However, there is yet another part of an egg, one that is often overlooked- that is, the liquid surrounding the yolk. From the interplay of Animus & AE flow the Waters of Memory, the fluid, third part of a soul that is sourced from, suffuses, and surrounds the greater part of the whole. The strength of the AE of any individual Soul dictates the flow, and thus clarity, of the Waters of Memory from its given soul, and it is this that causes black souls to appear dark to mortal eyes. The author wishes to draw attention to the three verbs used to describe Memory. It does not merely surround the Animus and AE; rather, they soak within its embrace, slowly becoming marinaded by the seasoning of self that Memory imparts. It is this fluid that may cause the Animus to remember echoes of that which it once was, seeping into the energy and giving it meaning beyond raw power. Memory causes a mass of Animus to become the Self’s Animus; in turn, this self-infused power enables one’s AE to better know oneself, forming Memory of greater quality and quantity. This is also why younger and less complex beings tend to demonstrate a lesser degree of self- their Animus is less tinted with its own selfhood than that of an older, or more complex being.

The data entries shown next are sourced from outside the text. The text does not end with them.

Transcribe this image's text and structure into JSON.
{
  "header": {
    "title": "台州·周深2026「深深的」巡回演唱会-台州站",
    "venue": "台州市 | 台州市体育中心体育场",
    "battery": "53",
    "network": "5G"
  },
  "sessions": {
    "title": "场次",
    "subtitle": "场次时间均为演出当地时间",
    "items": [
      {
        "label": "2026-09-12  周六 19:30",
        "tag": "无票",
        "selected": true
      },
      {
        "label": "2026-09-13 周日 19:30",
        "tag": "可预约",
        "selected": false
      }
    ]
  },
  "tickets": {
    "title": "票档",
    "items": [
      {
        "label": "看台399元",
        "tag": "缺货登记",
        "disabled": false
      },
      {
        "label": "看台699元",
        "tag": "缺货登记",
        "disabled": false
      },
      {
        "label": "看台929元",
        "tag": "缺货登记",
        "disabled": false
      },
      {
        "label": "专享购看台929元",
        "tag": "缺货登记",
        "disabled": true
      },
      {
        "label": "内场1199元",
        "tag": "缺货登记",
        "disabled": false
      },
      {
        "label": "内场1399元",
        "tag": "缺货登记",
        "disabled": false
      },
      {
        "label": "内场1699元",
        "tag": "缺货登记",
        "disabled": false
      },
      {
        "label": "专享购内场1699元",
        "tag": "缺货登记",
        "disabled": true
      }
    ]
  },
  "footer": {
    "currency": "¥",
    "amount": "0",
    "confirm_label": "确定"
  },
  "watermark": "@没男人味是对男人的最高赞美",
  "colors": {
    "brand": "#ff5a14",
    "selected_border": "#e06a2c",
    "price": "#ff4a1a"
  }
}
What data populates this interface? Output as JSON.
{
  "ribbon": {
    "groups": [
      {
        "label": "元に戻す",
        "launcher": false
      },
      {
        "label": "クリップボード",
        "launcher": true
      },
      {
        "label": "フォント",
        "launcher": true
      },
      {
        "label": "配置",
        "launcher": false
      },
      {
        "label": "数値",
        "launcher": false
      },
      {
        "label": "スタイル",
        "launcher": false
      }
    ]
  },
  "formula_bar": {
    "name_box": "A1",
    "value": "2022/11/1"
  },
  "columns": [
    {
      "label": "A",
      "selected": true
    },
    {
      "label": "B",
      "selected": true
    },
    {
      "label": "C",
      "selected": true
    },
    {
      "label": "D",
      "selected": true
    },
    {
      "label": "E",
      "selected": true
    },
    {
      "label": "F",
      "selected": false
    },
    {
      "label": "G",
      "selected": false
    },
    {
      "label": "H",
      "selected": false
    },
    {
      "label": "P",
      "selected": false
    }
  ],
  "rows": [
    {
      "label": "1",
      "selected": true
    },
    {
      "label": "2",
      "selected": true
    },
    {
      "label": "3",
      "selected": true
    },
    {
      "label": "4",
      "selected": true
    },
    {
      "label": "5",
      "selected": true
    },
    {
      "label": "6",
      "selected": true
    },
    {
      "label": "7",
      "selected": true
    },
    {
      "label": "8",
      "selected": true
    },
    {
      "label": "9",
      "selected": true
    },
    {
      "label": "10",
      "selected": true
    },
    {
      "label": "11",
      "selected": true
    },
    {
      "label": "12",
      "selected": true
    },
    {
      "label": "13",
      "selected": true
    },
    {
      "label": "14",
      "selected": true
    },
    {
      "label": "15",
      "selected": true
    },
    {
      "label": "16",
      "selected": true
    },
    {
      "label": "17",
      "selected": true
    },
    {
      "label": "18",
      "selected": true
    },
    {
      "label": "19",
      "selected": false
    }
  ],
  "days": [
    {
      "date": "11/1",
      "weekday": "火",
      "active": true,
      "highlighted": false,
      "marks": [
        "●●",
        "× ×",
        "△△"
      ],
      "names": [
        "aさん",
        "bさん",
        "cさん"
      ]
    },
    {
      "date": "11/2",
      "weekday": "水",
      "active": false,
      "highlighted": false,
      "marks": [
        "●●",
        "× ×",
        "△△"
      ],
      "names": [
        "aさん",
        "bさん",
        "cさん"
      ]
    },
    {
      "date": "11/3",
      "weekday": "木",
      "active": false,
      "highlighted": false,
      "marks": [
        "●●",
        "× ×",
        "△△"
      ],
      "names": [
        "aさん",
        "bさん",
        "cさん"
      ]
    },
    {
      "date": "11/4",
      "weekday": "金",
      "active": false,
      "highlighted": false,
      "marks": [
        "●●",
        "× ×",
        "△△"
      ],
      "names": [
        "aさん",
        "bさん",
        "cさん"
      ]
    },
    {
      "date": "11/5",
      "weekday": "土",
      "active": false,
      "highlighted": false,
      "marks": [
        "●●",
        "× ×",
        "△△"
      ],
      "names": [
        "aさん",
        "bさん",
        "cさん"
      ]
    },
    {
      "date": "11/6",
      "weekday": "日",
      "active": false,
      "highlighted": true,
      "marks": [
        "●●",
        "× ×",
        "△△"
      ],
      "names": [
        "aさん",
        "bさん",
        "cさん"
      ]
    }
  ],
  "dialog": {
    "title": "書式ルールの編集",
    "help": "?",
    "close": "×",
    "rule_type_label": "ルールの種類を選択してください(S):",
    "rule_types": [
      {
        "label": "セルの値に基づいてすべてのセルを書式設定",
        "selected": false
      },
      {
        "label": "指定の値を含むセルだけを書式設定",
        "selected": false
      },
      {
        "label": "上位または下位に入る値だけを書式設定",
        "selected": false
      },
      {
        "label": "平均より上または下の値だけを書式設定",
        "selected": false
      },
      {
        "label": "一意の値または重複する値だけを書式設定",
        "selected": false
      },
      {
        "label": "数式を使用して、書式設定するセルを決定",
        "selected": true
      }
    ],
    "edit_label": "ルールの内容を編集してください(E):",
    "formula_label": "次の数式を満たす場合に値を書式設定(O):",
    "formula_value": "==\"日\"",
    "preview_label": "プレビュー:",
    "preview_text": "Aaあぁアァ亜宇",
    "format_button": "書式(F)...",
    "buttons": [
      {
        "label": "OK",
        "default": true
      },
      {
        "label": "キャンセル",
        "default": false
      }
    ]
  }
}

Weaker AE, such as that of a mouse, produce basic recollections, transparent of much sense of self; stronger AE produce well-remembered narratives, dyed deep with a being’s own personal interpretations of happenstances. It helps here to picture a puddle first, and then the ocean- the puddle is the Memory produced by a single mouse, shallow and transparent; the ocean is the single largest store of Memory that we are aware of, deep and dark as it is comprised of the Memory of countless beings. When a being dies, the Water of Memory leaks from their body, eventually becoming one with the rest of the waters of this world, mixing with the Memory of other beings. This jumbled Memory escapes mortal comprehension, but mages with enough power and know-how are able to extract individual memories from the accretion, given enough time and an idea of what to look for. It is also this Memory that washes over the Animi and AE of dead souls, slowly stripping them of their self by overwriting the soul with this garbled information.